Buying a New Car:
For Virginia auto insurance, you have a grace period to get your new car registered with your auto insurance company. However, it’s best to talk to your insurance company beforehand and insure the vehicle as soon as possible after your purchase. Then, with insurance card in hand, go to the DMV to register your vehicle and receive the license plates.
Local Property Taxes:
If you are a resident of Rockbridge County, Virginia, there is a local ordinance that requires you to report the purchase of a new vehicle to the county within 30 days for property tax purposes.
If you don’t, you will have to pay a late filing penalty, which is a percentage of the property value. The DMV periodically sends an updated file of this information to the county, but you need to call yourself to ensure timely filing and avoid the late fee.
Call 540-463-3431 to report your new vehicle to Rockbridge County, Virginia.
Canceling Your Virginia Auto Insurance:

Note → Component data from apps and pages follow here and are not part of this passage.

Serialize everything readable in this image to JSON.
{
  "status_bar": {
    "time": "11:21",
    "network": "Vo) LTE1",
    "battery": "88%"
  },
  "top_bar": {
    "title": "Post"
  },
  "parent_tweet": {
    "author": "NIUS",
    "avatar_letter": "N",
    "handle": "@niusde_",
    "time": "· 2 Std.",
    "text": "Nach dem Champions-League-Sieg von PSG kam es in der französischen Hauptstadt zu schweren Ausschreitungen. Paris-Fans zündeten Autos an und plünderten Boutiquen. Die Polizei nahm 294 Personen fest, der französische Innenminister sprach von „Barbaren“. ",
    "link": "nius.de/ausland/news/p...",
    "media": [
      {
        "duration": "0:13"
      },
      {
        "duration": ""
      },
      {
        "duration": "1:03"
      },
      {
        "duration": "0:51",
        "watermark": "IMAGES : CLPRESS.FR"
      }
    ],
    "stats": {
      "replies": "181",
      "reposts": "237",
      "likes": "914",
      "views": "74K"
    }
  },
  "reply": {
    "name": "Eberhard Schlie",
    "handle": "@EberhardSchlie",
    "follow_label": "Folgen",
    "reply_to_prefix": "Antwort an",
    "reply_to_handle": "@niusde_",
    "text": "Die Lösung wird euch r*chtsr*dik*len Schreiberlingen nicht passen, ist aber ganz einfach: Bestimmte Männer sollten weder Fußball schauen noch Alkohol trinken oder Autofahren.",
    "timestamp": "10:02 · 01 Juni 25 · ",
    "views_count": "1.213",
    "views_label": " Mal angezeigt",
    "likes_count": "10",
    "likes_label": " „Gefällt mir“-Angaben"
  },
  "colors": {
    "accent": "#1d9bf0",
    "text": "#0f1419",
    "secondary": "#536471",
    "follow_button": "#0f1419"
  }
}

When you want to cancel your Virginia auto insurance coverage, you need to turn in your license plates to the DMV first.
Behind the scenes, your insurance company will notify the DMV when you cancel your insurance. The DMV, on a random selection process, looks for a match between canceled insurance coverage and surrendered plates. If you have not surrendered your plates, you could be fined by the state or asked to prove you had insurance coverage for that vehicle.
Alternatively, you could transfer your plates and auto insurance coverage to another car through the DMV.
Not Driving a Vehicle for a While:
If you’re not going to be driving your vehicle for a while, do you need to have auto insurance on that car? That depends on if you lease or own your car.
If you lease your vehicle, then you have to maintain auto insurance coverage and valid car tags regardless.
If you own your vehicle completely (not financed), then you can cancel your Virginia auto insurance coverage for that vehicle. But you want to make sure to turn your tags into the DMV first (see above). And remember, if something happens to the vehicle (e.g. a tree falls on it, or it rolls out into the street and causes an accident), then you’re not insured.
If you have valid car tags, then you must have auto insurance for that vehicle. Just because you’re not driving it does not mean you can let your Virginia auto insurance lapse.